When picking out a beer, I try and pick one that’s pretty dark and already kind of smells like bread or hops. I think they give the bread a lot of flavor and also help it to rise a lot better than the lighter beers. Truth be told, I don’t think I have ever tried this recipe with a light beer. If you try it, let me know how it turns out!
I then mix with a bread mixing attachment on my stand mixture until the result is a thick, sticky dough that pulls away from the sides of the bowl. Just like before, you will then cover and let rise, this time for 2 hours, in a nice warm spot.

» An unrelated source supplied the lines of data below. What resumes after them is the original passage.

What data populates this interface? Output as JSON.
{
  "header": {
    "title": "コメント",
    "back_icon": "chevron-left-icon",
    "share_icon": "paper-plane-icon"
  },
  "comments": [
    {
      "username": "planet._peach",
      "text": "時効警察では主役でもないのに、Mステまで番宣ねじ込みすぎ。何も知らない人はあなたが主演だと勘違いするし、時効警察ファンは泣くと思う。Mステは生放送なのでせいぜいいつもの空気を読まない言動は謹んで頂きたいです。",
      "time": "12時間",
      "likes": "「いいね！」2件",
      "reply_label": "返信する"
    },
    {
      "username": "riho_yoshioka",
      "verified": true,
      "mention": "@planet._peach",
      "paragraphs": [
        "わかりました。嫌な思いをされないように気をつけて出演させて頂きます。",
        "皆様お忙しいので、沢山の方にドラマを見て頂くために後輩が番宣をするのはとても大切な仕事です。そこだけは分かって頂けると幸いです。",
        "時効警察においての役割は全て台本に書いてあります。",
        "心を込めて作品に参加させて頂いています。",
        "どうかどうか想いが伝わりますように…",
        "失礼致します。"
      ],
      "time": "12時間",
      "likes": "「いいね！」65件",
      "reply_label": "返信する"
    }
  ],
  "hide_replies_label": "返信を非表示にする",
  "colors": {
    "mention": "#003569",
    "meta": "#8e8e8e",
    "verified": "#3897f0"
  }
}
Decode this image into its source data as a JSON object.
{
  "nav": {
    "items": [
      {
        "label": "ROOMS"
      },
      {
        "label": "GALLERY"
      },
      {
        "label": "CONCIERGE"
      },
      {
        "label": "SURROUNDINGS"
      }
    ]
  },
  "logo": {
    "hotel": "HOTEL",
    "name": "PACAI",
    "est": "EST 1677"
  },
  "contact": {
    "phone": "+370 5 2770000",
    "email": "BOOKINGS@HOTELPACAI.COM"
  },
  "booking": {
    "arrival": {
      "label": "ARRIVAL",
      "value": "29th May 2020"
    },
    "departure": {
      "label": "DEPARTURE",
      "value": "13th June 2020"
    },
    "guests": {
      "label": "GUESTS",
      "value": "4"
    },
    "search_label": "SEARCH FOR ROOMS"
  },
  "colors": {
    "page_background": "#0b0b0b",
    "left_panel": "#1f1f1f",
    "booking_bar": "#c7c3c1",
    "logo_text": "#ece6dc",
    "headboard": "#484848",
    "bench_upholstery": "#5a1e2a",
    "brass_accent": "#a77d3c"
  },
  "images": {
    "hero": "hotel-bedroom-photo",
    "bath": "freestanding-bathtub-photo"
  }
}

After about 2 hours your dough should be about double the size. If for some reason it has not risen like it should, either your location is too cold, or your yeast has gone bad. If your yeast has gone bad, it’s not likely to be salvageable. If your area is just not warm enough, place in a warm area and wait a bit longer (maybe an hour). Check on it here and there until it doubles in size.
Once your dough has doubled, take out a baking sheet and line with parchment paper or aluminum foil. Sprinkle the baking sheet with some cornmeal and then transfer your dough from the mixing bowl to the baking sheet. Make sure to place the dough right in the middle and then sprinkle the top of your bread with a bit of flour.
Cover your dough one more time and wait for about 30 to 40 minutes, again, in a warm spot. It will rise once more.
If your oven has not been turned on yet, pre-heat your oven to 425 degrees.
Fill a loaf pan or some other deep, bake-able dish with water and place it at the bottom rack of your oven. This will make sure that there is enough humidity for your bread. This is a really important step in any dry climate, so make sure not to skip it!
At last, your dough is ready to be baked!!!
Now, slash a long slit on the top of your bread. This will allow it to rise in the oven without cracking and will just make it look pretty once it’s baked.
Place your beautiful dough in the oven and bake for a solid 35 minutes. The loaf will be golden brown when done.
High altitude peeps, there is absolutely no substitution that I have made to this bread to convert it to high altitude. This recipe works both at 7,000ft and at sea level! It’s one of the reason I love this bread so much.
Now, remove the beautifully baked bread and enjoy! I usually let it cool a bit before slicing so that it maintains it’s form. Otherwise, dig right in while it’s still warm.